■ TASK
All lines with the word "Laura" must be pulled from the entries below.

(Beginning of DATA RECORDS)

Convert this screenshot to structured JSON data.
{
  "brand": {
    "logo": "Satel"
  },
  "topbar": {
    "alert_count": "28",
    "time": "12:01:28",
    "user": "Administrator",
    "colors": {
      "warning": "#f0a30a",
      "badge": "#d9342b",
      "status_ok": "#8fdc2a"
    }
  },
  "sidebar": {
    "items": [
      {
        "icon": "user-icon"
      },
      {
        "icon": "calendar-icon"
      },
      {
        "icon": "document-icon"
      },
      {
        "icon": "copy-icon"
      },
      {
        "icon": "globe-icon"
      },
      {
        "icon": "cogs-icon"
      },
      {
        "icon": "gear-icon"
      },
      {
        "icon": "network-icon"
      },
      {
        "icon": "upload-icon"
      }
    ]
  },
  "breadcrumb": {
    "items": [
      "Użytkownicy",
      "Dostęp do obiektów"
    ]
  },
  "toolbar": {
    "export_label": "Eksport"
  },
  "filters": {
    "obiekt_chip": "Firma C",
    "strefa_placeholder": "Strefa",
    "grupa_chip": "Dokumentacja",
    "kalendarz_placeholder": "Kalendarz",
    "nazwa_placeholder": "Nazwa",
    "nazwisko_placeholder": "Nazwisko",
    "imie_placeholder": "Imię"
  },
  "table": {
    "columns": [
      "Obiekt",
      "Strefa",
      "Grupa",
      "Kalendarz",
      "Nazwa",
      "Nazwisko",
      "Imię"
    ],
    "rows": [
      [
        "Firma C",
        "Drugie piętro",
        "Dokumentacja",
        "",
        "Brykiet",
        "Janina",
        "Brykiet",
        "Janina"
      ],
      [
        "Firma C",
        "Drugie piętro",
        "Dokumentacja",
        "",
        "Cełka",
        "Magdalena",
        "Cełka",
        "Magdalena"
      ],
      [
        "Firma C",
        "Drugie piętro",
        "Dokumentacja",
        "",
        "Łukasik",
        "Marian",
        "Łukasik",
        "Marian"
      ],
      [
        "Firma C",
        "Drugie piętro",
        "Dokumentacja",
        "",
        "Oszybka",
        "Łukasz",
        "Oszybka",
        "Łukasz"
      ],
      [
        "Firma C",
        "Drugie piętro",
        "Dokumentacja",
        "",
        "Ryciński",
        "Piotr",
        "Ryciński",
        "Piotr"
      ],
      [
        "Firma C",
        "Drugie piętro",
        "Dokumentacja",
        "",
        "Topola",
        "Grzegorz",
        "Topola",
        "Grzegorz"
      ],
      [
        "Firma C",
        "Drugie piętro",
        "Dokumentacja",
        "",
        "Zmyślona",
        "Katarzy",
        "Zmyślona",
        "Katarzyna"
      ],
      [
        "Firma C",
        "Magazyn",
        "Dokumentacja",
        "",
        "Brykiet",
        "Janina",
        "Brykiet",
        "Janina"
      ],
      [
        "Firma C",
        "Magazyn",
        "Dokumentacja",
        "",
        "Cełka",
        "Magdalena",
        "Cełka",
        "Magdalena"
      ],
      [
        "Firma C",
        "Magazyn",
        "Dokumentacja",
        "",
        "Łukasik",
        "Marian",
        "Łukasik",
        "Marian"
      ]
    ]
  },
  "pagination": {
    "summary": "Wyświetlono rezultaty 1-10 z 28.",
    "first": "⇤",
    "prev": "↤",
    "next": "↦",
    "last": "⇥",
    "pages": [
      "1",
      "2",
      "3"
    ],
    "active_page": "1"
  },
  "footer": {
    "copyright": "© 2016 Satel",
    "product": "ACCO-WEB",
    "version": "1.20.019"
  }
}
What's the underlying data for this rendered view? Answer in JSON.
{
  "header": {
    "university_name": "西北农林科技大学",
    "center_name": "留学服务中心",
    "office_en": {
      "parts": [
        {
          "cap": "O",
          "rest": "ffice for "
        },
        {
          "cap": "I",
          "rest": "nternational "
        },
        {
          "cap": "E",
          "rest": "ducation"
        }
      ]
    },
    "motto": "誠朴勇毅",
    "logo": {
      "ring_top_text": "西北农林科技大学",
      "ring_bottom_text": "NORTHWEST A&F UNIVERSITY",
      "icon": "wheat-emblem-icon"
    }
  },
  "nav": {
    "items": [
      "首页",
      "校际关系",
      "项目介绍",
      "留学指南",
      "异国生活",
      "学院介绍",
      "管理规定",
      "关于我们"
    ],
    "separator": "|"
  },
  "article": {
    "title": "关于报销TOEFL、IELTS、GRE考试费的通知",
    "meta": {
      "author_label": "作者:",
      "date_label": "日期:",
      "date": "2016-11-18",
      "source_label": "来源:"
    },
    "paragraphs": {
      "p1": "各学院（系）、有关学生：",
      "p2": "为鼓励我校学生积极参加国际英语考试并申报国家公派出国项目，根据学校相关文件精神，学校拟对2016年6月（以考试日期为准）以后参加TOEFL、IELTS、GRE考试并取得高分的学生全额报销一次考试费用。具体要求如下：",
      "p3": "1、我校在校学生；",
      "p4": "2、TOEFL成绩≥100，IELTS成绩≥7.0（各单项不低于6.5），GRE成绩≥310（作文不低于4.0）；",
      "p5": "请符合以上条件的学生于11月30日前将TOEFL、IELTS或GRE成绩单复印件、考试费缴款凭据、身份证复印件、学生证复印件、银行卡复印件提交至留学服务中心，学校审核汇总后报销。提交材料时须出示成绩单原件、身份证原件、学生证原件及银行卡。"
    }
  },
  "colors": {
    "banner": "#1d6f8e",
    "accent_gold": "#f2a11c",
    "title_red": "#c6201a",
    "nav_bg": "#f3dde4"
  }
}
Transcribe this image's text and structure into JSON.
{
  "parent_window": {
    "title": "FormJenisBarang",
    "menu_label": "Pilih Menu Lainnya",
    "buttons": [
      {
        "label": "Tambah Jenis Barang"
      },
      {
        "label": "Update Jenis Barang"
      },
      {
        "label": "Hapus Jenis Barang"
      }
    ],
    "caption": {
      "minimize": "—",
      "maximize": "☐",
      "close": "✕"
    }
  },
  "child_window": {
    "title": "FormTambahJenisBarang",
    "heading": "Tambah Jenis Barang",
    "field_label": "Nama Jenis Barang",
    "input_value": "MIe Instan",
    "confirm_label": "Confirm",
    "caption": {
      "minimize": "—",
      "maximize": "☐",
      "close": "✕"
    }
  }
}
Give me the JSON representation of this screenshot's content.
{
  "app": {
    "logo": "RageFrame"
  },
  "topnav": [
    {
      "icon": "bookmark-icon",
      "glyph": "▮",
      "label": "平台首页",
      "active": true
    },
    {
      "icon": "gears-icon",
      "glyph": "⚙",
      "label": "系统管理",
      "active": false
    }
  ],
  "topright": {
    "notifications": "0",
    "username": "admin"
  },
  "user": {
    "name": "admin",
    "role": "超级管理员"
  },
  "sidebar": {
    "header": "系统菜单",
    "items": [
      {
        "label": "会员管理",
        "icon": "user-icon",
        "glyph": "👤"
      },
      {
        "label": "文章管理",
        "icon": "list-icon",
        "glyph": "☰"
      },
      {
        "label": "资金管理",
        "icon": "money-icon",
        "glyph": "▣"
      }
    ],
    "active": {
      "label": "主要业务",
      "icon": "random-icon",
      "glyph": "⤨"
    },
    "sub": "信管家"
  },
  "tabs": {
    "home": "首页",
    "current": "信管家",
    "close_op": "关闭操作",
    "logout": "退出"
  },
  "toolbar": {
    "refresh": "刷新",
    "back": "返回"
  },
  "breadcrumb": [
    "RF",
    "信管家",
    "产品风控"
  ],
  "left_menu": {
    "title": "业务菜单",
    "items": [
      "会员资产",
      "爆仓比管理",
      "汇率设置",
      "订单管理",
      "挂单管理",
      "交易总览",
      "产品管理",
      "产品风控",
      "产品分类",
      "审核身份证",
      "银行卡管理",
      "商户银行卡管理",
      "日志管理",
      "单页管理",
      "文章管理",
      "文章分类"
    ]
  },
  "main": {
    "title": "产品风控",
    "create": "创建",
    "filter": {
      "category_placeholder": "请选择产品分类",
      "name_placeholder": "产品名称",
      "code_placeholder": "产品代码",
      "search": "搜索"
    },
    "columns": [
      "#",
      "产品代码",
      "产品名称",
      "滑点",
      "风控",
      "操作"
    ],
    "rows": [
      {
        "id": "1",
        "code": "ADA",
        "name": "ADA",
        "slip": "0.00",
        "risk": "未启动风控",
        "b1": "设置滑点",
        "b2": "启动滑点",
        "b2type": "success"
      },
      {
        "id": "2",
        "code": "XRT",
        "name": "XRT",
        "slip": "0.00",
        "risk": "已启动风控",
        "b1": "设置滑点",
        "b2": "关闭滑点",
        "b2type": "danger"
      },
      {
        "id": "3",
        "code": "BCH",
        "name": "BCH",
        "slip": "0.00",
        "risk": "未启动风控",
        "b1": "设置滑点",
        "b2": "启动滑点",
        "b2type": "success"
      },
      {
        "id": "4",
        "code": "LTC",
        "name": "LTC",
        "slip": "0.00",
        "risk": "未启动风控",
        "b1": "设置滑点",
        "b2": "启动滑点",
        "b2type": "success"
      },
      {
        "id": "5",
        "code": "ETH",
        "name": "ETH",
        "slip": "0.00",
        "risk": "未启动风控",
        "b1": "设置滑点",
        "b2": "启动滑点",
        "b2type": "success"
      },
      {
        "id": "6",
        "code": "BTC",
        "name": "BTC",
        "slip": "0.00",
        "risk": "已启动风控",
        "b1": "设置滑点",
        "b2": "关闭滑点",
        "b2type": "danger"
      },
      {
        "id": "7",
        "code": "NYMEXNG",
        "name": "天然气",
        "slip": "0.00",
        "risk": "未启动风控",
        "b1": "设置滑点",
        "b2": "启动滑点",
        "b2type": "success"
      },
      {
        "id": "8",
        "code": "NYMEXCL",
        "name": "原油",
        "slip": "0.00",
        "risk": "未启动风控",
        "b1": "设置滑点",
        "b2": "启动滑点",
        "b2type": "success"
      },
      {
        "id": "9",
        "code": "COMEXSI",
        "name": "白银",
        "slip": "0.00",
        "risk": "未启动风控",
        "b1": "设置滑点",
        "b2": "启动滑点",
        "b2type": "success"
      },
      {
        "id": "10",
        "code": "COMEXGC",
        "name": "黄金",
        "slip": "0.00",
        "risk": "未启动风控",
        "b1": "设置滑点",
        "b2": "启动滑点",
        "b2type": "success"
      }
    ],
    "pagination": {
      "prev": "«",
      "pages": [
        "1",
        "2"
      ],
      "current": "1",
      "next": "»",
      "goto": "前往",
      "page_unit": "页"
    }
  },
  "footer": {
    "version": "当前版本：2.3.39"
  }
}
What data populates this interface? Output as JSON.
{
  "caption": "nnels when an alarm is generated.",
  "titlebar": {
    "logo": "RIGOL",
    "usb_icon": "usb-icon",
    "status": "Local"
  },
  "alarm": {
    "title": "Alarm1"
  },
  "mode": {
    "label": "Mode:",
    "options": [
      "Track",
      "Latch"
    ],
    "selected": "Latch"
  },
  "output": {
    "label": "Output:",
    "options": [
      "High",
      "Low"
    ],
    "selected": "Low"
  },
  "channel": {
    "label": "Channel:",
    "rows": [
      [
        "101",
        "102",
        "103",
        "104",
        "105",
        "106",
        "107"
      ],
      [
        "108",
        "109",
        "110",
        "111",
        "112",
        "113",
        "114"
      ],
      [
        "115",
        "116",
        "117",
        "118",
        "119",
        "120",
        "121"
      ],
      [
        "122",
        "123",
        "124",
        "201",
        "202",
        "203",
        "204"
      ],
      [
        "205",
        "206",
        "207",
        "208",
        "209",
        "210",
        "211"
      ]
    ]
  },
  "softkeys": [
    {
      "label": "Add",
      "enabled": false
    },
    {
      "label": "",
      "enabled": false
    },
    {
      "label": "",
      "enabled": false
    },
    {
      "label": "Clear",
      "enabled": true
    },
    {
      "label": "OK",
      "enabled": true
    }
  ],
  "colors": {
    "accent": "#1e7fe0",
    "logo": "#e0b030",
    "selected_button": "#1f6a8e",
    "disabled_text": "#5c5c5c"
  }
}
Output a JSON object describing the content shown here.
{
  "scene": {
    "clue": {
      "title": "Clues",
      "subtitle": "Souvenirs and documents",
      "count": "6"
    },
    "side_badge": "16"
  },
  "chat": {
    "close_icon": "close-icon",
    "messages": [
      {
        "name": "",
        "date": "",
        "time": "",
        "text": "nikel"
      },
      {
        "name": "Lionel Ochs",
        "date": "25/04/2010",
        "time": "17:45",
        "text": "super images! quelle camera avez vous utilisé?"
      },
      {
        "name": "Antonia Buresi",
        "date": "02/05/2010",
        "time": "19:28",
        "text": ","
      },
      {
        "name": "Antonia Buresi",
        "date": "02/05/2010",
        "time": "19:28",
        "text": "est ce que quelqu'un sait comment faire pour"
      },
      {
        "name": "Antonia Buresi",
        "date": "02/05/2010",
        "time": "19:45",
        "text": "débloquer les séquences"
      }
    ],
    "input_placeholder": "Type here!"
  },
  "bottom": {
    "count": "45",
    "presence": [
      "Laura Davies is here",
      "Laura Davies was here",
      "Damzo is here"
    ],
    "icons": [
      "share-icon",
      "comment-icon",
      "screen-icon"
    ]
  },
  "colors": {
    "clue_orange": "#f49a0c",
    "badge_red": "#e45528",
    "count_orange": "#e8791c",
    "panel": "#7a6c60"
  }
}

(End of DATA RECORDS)

■ PROBLEM SOLUTION
      "Laura Davies is here",
      "Laura Davies was here",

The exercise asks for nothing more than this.